- **Collection entries**:
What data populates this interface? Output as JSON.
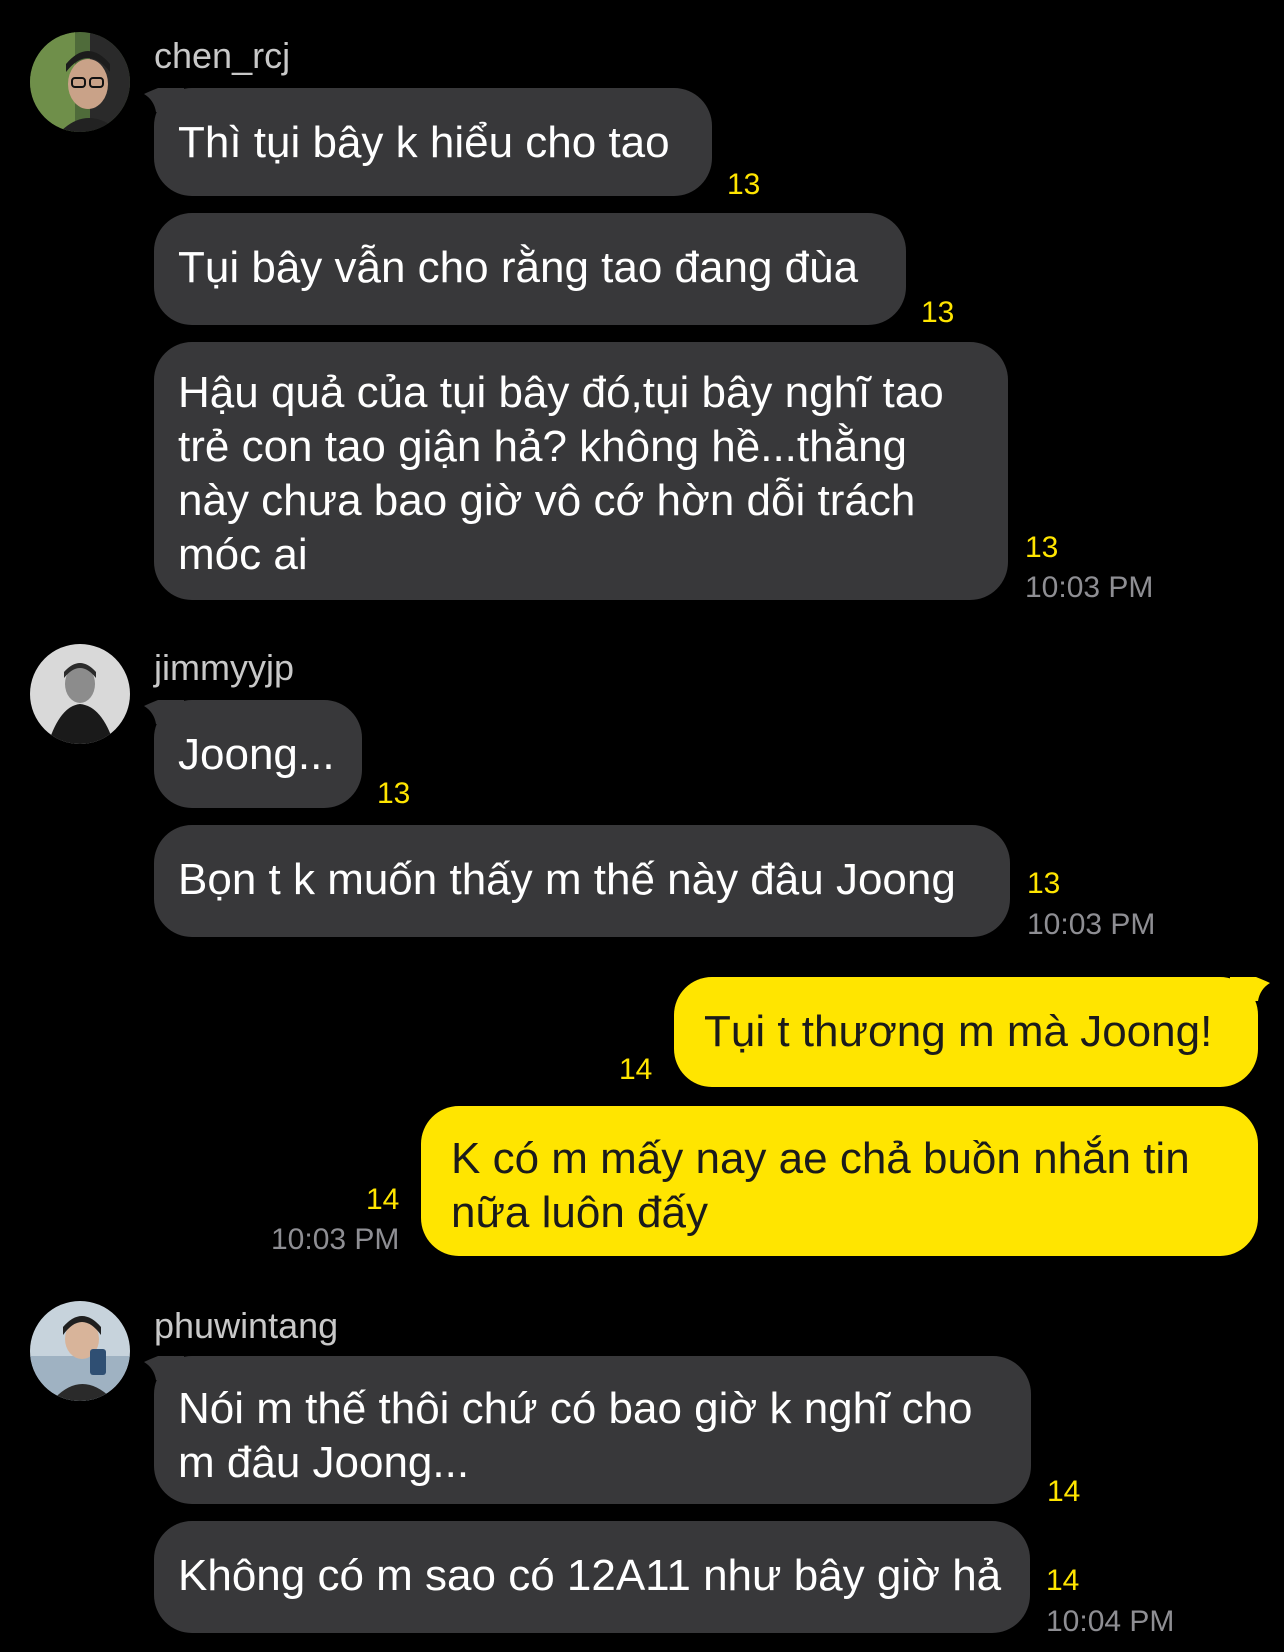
{
  "colors": {
    "background": "#000000",
    "incoming_bubble": "#38383a",
    "outgoing_bubble": "#ffe500",
    "unread_count": "#ffe500",
    "timestamp": "#8e8e93"
  },
  "groups": [
    {
      "sender": "chen_rcj",
      "avatar_icon": "profile-photo-avatar",
      "messages": [
        {
          "lines": [
            "Thì tụi bây k hiểu cho tao"
          ],
          "count": "13"
        },
        {
          "lines": [
            "Tụi bây vẫn cho rằng tao đang đùa"
          ],
          "count": "13"
        },
        {
          "lines": [
            "Hậu quả của tụi bây đó,tụi bây nghĩ tao",
            "trẻ con tao giận hả? không hề...thằng",
            "này chưa bao giờ vô cớ hờn dỗi trách",
            "móc ai"
          ],
          "count": "13",
          "time": "10:03 PM"
        }
      ]
    },
    {
      "sender": "jimmyyjp",
      "avatar_icon": "profile-photo-avatar",
      "messages": [
        {
          "lines": [
            "Joong..."
          ],
          "count": "13"
        },
        {
          "lines": [
            "Bọn t k muốn thấy m thế này đâu Joong"
          ],
          "count": "13",
          "time": "10:03 PM"
        }
      ]
    },
    {
      "sender": "me",
      "messages": [
        {
          "lines": [
            "Tụi t thương m mà Joong!"
          ],
          "count": "14"
        },
        {
          "lines": [
            "K có m mấy nay ae chả buồn nhắn tin",
            "nữa luôn đấy"
          ],
          "count": "14",
          "time": "10:03 PM"
        }
      ]
    },
    {
      "sender": "phuwintang",
      "avatar_icon": "profile-photo-avatar",
      "messages": [
        {
          "lines": [
            "Nói m thế thôi chứ có bao giờ k nghĩ cho",
            "m đâu Joong..."
          ],
          "count": "14"
        },
        {
          "lines": [
            "Không có m sao có 12A11 như bây giờ hả"
          ],
          "count": "14",
          "time": "10:04 PM"
        }
      ]
    }
  ]
}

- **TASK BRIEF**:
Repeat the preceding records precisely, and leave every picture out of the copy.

- **REPLY**:
What data populates this interface? Output as JSON.
{
  "colors": {
    "background": "#000000",
    "incoming_bubble": "#38383a",
    "outgoing_bubble": "#ffe500",
    "unread_count": "#ffe500",
    "timestamp": "#8e8e93"
  },
  "groups": [
    {
      "sender": "chen_rcj",
      "avatar_icon": "profile-photo-avatar",
      "messages": [
        {
          "lines": [
            "Thì tụi bây k hiểu cho tao"
          ],
          "count": "13"
        },
        {
          "lines": [
            "Tụi bây vẫn cho rằng tao đang đùa"
          ],
          "count": "13"
        },
        {
          "lines": [
            "Hậu quả của tụi bây đó,tụi bây nghĩ tao",
            "trẻ con tao giận hả? không hề...thằng",
            "này chưa bao giờ vô cớ hờn dỗi trách",
            "móc ai"
          ],
          "count": "13",
          "time": "10:03 PM"
        }
      ]
    },
    {
      "sender": "jimmyyjp",
      "avatar_icon": "profile-photo-avatar",
      "messages": [
        {
          "lines": [
            "Joong..."
          ],
          "count": "13"
        },
        {
          "lines": [
            "Bọn t k muốn thấy m thế này đâu Joong"
          ],
          "count": "13",
          "time": "10:03 PM"
        }
      ]
    },
    {
      "sender": "me",
      "messages": [
        {
          "lines": [
            "Tụi t thương m mà Joong!"
          ],
          "count": "14"
        },
        {
          "lines": [
            "K có m mấy nay ae chả buồn nhắn tin",
            "nữa luôn đấy"
          ],
          "count": "14",
          "time": "10:03 PM"
        }
      ]
    },
    {
      "sender": "phuwintang",
      "avatar_icon": "profile-photo-avatar",
      "messages": [
        {
          "lines": [
            "Nói m thế thôi chứ có bao giờ k nghĩ cho",
            "m đâu Joong..."
          ],
          "count": "14"
        },
        {
          "lines": [
            "Không có m sao có 12A11 như bây giờ hả"
          ],
          "count": "14",
          "time": "10:04 PM"
        }
      ]
    }
  ]
}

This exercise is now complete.